By Michael Deming
You’ve saved and saved and finally spent the required fifteen thousand dollars on a five-day fully guided elk hunt. Now you get to hunt a pristine private ranch where elk aren’t pressured and the bugling goes from early morning until long after legal hunting light. You are looking at twenty plus mature bulls a day and having the time of your life. Every night you come back to a nice tent camp where you have great food, hot shower, and a warm wall tent to sleep in as you listen to the elk bugle throughout the night. Finally, on day three, you put the hammer down on a good bull and this is truly the icing on the cake for this trip of a lifetime for you. The guide takes great field photos, capes, and quarters your bull. The next day he hauls it to the processor for you and preps your cape for the taxidermist. This is the best experience you have ever had hunting and now the question comes of “what sort of tip should I give” and “who all gets a tip”?
Having hunted and fished all over the world for the past 30 years as well as having done my share of guiding both hunters and fisherman, I get this question frequently at camps. Most people have no idea of what is an appropriate tip.
T.I.P.S. is an acronym for “To Insure Prompt Service” and most people consider it more in the food service business than situations like mentioned above. However, good guides and staff at camp can make or break your excursion and the tip should be taken very seriously.
Let’s break down this elk hunting experience mentioned above to help you understand it a bit. You paid a lot of money for the hunt, but a good percentage of that went to the landowner for a lease to get you into this pristine hunting property. The outfitter and guides do a lot of work to make sure that your camp is extremely comfortable. The guide had you in elk each and every day and it was more like hunting in a zoo than stumbling around fifty thousand acres hoping to find elk. This is likely because the guide does a lot of homework on his own time to insure you are in elk each and every day. Your guide is usually up long before you are and getting the gear ready for the day or he may have even been out at night listening for bugles to make sure you were in the elk first thing in the morning. The camp cook was up several hours before you were even thinking of rising and making sure you had hot coffee and a good breakfast before you left for the day. He or she also probably prepared you a lunch for the day. Once you harvested your bull, you got years of experience at taking high quality field photos to cherish this memory for life. Your guide also got your animal broken down and ready for the butcher, as well as prepped it for the taxidermist. Your guide was likely getting paid somewhere between $150-$300 a day and the cook probably around $150-$200 a day. So, they aren’t doing this to get rich, but more because they love the lifestyle and meeting new people just like you. The reward for that is their tip. A tip should be between 10 percent and 20 percent of the cost of the trip. Ten percent should be an absolute minimum on your trip unless you had an absolutely horrible experience from start to finish and then that is up to you. The outfitter/guide can’t control the animals or fish and your tip should not reflect your success alone. If everything that is within their control is the very best it could be, they should creep up that tip scale towards the top.
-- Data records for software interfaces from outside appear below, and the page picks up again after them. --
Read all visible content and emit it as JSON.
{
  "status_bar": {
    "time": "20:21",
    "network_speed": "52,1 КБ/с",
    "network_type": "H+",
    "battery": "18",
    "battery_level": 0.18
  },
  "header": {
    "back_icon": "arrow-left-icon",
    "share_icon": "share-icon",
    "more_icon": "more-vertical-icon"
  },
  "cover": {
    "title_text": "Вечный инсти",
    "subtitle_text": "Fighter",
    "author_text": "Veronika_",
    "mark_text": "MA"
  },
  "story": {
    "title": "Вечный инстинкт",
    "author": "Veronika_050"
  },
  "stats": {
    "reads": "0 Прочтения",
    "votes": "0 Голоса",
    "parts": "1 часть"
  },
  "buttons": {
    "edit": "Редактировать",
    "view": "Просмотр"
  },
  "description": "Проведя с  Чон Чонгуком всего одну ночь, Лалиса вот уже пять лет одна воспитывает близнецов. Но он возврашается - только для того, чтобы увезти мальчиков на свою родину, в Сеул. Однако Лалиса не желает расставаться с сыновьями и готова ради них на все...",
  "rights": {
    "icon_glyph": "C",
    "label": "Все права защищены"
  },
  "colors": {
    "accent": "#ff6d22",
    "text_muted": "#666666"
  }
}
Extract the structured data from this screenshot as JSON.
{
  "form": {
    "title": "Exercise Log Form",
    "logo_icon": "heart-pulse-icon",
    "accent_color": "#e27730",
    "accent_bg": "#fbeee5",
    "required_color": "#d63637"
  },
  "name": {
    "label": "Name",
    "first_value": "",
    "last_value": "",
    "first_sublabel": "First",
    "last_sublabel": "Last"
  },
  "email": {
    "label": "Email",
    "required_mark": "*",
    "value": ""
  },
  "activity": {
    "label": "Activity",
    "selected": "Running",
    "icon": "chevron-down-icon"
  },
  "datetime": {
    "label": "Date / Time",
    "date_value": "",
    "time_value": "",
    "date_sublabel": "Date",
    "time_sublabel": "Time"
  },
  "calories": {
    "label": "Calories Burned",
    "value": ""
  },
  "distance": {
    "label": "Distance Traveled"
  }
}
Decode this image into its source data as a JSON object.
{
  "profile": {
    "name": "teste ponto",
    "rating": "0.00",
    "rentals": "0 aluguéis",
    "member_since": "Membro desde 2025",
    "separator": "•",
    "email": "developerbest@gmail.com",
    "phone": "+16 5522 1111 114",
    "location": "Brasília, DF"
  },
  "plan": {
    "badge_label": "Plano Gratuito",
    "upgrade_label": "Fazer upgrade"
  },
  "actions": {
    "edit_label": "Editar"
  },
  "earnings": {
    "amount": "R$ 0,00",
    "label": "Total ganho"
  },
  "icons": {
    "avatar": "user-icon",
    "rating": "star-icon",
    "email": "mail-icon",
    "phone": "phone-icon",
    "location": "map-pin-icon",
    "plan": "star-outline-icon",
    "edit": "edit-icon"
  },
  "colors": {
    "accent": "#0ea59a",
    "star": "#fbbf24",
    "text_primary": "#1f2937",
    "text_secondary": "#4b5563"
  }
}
If everything within their control is top notch and the trip was a success and beyond your wildest dreams, they should have definitely earned that 20 percent bracket.
How do you go about breaking that tip down between the guide or guides, cook, etc? I will often talk with the outfitter himself to see how their tip structure is set up within the company. It varies from operation to operation, so this is good information to know. If everyone splits tips, it makes it easy. Put your 20 percent in an envelope and hand it to the outfitter to distribute. If that’s not the case, you spend the majority of your time with the guide and he will get a good majority of the tip. Consider your cook and staff like you would while eating out. You would tip at breakfast lunch and dinner if you were eating out, so plan to do the same here. If I decided that this specific hunt was worthy of a 20 percent tip or $3,000 total, I would likely give the cook/staff between $500 and $750 and the remainder to the guide.
Costs of landowner vouchers shouldn’t be included in this tipping process for a total. An example of this would be that you didn’t draw this elk tag and had to spend an additional $5,000 for the tag. You would tip based on the $15,000 cost of the trip and not the $20,000 total that was spent.
This is a good rule of thumb in today’s market. Your guide doesn’t need another knife or your old worn out backpack. He likely lives off of tips and if you are planning on returning for a future trip, a good tip will be rewarded greatly. If you are a poor tipper and a jerk throughout the week, chances are that you might just do some very long walks where nobody has ever seen an animal.
Day trips for fishing or bird hunting should be treated the same. These guides/outfitters won’t be doing as much for you, but the cost of the trip is much less as well. Always take care of your guides and outfitters. They will take good care of you.